Gigabyte Aorus X3 Plus v5 – Screen & Sound Quality
There’s no denying that the Aorus’ 3,200 x 1,800 screen is sharp. The 13.9in diagonal and high pixel count means a density measurement of 264ppi, which is more akin to smartphones than laptops. The MSI managed only 141ppi, and the X5 sat at 212ppi.
The advantages are clear: text and graphics look incredibly crisp, with individual pixels practically invisible, even under close inspection. High-resolution images look stunning, and there’s an undeniable amount of screen real-estate – more than on the 1,920×1,080 MSI and the 2,880 x 1,620 Gigabyte Aorus X5.

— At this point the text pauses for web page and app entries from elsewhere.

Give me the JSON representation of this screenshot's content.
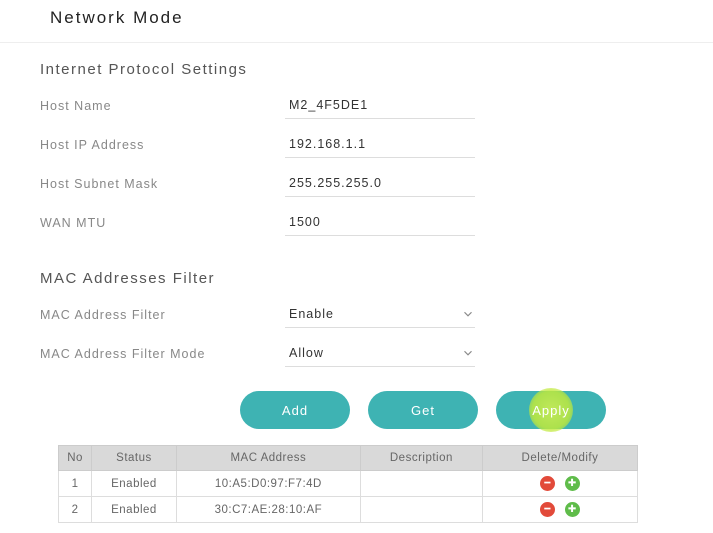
{
  "page_title": "Network Mode",
  "ip_section": {
    "title": "Internet Protocol Settings",
    "host_name_label": "Host Name",
    "host_name_value": "M2_4F5DE1",
    "host_ip_label": "Host IP Address",
    "host_ip_value": "192.168.1.1",
    "subnet_label": "Host Subnet Mask",
    "subnet_value": "255.255.255.0",
    "mtu_label": "WAN MTU",
    "mtu_value": "1500"
  },
  "mac_section": {
    "title": "MAC Addresses Filter",
    "filter_label": "MAC Address Filter",
    "filter_value": "Enable",
    "mode_label": "MAC Address Filter Mode",
    "mode_value": "Allow"
  },
  "buttons": {
    "add": "Add",
    "get": "Get",
    "apply": "Apply"
  },
  "table": {
    "headers": {
      "no": "No",
      "status": "Status",
      "mac": "MAC Address",
      "desc": "Description",
      "dm": "Delete/Modify"
    },
    "rows": [
      {
        "no": "1",
        "status": "Enabled",
        "mac": "10:A5:D0:97:F7:4D",
        "desc": ""
      },
      {
        "no": "2",
        "status": "Enabled",
        "mac": "30:C7:AE:28:10:AF",
        "desc": ""
      }
    ]
  }
}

That’s all well and good, but I soon discovered some issues. While the screen is pin-sharp when handling properly optimised text and images, it doesn’t offer such performance immediately: until Windows’ own scaling settings are used, the OS is so small it’s barely legible.
Those scaling options sometimes don’t play nicely with third-party applications, either. On occasion, Windows ramps up the size of text and icons until they’re blurry, and other apps deal with the resolution by keeping everything tiny. Other apps are unusable, with buttons and texts melding into one.
That makes the Aorus’ screen inconsistent, and that’s before I’d even loaded any games. The high resolution means the GTX 970M will have to render 5.7m pixels in order to play games at native resolution – more than twice as many as the 2.07m pixels that form Full HD screens. That’s going to tax the GTX 970M, so games won’t be playable without compromising quality.
I’ve reviewed many gaming laptops that have gone beyond 1080p, but they’ve faded away over the past year or so – and with good reason. The X3 is a bit of a throwback, with an attention-grabbing resolution that won’t work well in the real world. It’s great for the spec sheet, but in reality it’s just an extra cost that doesn’t provide enough of a benefit. You’ll see why from my performance benchmarks on the next page.
Resolution issues aside, the Aorus offers reasonable quality. Its colour temperature of 6,740K is close to the 6,500K ideal, and the sRGB gamut coverage level of 96.2% is excellent and, crucially, a long way ahead of the MSI GS60 6QE Ghost Pro. The Aorus delivered an average Delta E of 2.98, which is also better than its rival.
Almost all of the sRGB gamut will be displayed accurately, and the screen maintains good uniformity, while colours remain accurate and viewing angles nice and wide.
The only quality issue is brightness and contrast. The X3’s 323-nit brightness level is huge and its 0.34-nit black level is decent, as is the resulting 950:1 contrast ratio. MSI’s laptop isn’t as bright, but its 277-nit backlight is ample and backed up by a better black level and contrast ratio.
It’s a close-run thing when it comes to screen quality, with the Aorus X3 and MSI GS60 trading blows – but there’s no such competition in the audio department.
The X3’s pair of 2W speakers are disappointing. There’s barely any bass, and the top-end is typically tinny for a laptop. The mid-range is good, but its clear output is hindered by a lack of nuance. There isn’t any software to tweak the audio, and the X3’s peak volume isn’t that loud. A headset is recommended.
Related: The Greatest Gaming Headsets
Gigabyte Aorus X3 Plus v5 – Keyboard & Trackpad
The keyboard is disappointing, despite the inclusion of a few neat features. It’s backlit, and is supplied with five macro keys – with different profiles that result in 25 unique combinations.
Problems arose before I’d begun to type, however. There’s no room for a number pad, and the Function keys are small. The cursor keys are shoved into a corner, and the up and down buttons are tiny.
The buttons are light and lack travel, and the flexible base means the typing action feels indistinct. Typing is quick, but the Aorus mimics the delicate action of a MacBook Pro, rather than the solid, firm action seen on the best gaming laptops. The X3’s keys just aren’t great for gaming and they’re a long way from the MSI, which was far better thanks to its SteelSeries-designed unit.
The trackpad has its problems, too. The surface is smooth, but the buttons are too soft – they don’t do enough to mimic the rapid, shallow clicks of the best gaming mice. It’s fine for general use, but this trackpad is only going to disappoint when gaming.
Related: The Best Gaming Mice